In the SHRM Online news article Can Bad Boss Behavior Be Fixed?, SHRM editor Kathy Gurchiek interviewed Doug Hutton, vice president of operations at Second City Works, about a survey that the company conducted about bad bosses. The survey found that “bad bosses are deficient communicators, poor collaborators and lack empathy” and that a “lack of empathy can take a variety of forms—shooting down others’ ideas or expecting direct reports to work beyond typical office hours, for example.” Bad bosses are also poor performance managers in that “they don’t give feedback well, and they don’t really develop those around them. They don’t communicate expectations.”
The article also cites two other surveys:
1. A survey of nearly 1,000 U.S. employees, conducted by Harvard Business Review, asked for respondents’ top complaints about their boss. The most popular responses were: not recognizing their achievements, giving murky directions and refusing to talk to them.
2. A survey of 7,712 U.S. adults by Gallup that asked respondents to rate their boss on specific behaviors found that providing meaningful and consistent information was one characteristic of a good boss who engaged with employees.

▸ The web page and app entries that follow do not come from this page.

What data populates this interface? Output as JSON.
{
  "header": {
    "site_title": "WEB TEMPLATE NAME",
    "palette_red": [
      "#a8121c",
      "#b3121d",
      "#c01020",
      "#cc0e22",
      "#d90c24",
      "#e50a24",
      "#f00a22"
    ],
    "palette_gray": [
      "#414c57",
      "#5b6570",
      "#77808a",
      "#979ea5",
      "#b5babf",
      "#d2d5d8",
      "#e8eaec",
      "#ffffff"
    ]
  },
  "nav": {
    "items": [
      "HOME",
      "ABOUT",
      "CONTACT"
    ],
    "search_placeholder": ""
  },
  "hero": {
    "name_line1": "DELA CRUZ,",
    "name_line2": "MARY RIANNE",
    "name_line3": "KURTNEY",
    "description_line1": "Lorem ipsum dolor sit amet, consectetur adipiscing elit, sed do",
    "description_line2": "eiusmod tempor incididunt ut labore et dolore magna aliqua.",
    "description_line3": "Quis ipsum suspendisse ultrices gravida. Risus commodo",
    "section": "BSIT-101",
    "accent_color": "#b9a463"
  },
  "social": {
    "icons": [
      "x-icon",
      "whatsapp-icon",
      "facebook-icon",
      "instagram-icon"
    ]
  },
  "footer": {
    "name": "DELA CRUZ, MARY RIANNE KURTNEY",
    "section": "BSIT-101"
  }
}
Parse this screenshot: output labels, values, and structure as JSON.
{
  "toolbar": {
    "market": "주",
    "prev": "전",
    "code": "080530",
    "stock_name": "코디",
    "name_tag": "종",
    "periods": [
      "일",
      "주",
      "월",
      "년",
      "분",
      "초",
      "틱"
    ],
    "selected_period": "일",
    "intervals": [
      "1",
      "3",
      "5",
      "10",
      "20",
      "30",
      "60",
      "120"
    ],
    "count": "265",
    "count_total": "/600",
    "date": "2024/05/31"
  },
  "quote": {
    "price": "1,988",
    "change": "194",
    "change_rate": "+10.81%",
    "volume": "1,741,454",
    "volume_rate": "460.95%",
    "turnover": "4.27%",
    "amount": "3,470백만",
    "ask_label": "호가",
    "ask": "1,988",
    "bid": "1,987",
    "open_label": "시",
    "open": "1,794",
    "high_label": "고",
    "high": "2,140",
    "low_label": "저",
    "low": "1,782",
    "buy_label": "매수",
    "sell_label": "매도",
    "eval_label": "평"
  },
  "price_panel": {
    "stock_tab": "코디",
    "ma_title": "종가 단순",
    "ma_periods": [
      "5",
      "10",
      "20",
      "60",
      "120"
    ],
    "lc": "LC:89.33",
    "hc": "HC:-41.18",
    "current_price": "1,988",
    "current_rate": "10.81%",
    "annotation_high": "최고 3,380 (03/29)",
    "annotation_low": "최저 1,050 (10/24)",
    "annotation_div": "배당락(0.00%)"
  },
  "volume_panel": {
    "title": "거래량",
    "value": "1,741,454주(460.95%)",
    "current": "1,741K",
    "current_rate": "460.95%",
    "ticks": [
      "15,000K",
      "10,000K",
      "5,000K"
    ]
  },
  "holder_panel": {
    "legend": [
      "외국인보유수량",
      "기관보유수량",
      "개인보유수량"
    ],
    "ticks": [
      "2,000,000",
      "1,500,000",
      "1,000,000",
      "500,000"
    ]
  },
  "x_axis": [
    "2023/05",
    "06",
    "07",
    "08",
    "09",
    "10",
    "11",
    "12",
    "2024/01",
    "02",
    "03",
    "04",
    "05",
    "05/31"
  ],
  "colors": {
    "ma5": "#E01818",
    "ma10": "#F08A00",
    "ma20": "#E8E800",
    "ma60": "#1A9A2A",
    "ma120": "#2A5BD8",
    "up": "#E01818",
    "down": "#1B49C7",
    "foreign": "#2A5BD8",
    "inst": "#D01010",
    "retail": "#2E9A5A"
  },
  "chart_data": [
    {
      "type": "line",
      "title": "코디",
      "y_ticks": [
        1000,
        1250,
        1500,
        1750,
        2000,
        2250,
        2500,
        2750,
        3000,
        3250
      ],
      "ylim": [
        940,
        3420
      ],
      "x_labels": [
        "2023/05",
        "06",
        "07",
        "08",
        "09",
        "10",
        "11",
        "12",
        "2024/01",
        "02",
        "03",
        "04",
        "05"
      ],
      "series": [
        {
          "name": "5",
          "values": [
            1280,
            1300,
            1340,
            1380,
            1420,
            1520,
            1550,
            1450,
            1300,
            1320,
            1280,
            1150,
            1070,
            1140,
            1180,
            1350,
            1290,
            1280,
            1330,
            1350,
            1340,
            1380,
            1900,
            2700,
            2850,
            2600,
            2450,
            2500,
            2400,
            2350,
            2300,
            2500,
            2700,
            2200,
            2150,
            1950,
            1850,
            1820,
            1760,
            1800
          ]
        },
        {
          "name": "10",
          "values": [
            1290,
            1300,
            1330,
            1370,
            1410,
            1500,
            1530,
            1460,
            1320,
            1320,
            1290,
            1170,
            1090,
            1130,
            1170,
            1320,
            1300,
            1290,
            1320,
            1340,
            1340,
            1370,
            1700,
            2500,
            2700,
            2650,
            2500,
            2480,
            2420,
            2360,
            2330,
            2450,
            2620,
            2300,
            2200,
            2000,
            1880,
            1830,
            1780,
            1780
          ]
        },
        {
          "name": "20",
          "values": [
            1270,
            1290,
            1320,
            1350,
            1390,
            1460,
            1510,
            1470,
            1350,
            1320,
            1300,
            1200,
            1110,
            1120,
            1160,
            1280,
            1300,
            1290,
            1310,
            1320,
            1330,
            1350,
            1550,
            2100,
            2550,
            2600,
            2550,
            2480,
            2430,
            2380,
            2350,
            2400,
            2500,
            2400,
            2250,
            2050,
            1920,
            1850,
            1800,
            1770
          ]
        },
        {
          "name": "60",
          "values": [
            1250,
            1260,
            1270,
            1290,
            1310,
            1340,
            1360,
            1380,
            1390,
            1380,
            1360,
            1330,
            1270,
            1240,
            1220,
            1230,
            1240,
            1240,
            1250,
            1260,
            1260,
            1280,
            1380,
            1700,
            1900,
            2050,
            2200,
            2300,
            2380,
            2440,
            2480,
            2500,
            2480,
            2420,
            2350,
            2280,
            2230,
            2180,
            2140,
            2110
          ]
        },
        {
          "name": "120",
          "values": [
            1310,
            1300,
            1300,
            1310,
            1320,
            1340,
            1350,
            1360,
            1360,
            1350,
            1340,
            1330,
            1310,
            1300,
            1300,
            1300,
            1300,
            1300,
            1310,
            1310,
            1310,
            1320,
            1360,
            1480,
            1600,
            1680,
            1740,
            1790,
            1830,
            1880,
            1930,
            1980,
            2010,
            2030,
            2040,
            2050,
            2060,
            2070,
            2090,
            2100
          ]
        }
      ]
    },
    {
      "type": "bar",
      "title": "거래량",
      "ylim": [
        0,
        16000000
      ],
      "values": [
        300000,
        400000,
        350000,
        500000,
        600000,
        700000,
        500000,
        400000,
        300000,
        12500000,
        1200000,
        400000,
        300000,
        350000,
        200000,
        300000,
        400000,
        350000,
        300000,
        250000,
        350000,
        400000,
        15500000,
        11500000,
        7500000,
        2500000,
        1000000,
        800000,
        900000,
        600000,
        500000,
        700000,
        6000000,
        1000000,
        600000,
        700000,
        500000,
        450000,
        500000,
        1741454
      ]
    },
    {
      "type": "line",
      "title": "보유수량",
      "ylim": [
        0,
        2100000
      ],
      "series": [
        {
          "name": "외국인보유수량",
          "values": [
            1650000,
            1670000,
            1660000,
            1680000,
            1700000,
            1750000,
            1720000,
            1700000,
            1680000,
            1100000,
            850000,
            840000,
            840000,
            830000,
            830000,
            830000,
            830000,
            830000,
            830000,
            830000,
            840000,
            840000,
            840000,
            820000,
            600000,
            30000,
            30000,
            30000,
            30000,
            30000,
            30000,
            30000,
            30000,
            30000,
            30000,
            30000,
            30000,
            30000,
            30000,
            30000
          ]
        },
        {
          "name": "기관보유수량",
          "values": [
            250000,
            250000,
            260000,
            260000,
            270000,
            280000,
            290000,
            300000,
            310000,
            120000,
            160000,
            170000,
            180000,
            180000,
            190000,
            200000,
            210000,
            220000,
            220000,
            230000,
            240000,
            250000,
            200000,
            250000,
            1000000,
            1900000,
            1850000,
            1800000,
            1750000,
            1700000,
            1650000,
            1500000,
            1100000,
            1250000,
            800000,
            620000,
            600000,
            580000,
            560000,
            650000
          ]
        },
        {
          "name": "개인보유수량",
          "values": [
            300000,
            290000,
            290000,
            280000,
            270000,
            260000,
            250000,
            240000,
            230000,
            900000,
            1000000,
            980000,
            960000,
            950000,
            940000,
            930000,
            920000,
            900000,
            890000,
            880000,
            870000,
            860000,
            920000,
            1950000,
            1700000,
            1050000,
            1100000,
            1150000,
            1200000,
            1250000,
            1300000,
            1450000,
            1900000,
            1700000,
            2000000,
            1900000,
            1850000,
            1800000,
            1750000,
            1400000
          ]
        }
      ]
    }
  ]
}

There are varying degrees of bad bosses, and the range can span anywhere from poor communicator to abusive narcissist. However, regardless of where they fall on the spectrum, bad bosses can negatively affect the productivity of their anxious, frustrated employees, so it’s imperative that employers take action.
Some bad boss problems can be fixed with training and performance management, but it can be a lengthy process.
All employers should conduct regular surveys with employees and monitor the engagement level and morale of teams for any signs that may indicate a problem.
What are you doing in your organization to manage bad boss problems?
Please join @shrmnextchat at 3 p.m. ET on October 12 for #Nextchat with special guest SHRM editor Kathy Gurchiek @shrmwriter.
We’ll chat about how organizations can handle the bad boss problem.
Q1. What’s your definition of a bad boss? What are the characteristics?
Q2. Why are bad bosses such a pervasive problem in workplaces today? What is causing this?
Q3. What are the signs that an individual or team is suffering from the effects of a bad boss? What signs should HR look for?
Q4. What is your organization doing to identify bad bosses?
Q5. What is your organization doing to reform bad bosses?
Q6. What steps can employees take to improve their situation until they are able to leave a bad boss?
Q7. How can HR protect employees from retaliation when they report having issues with a bad boss?
Q8. What advice do you have for HR pros as they navigate the process of performance management and termination of a bad boss?
Miss this chat on 10/12/16? You can read the RECAP post with all the tweets here.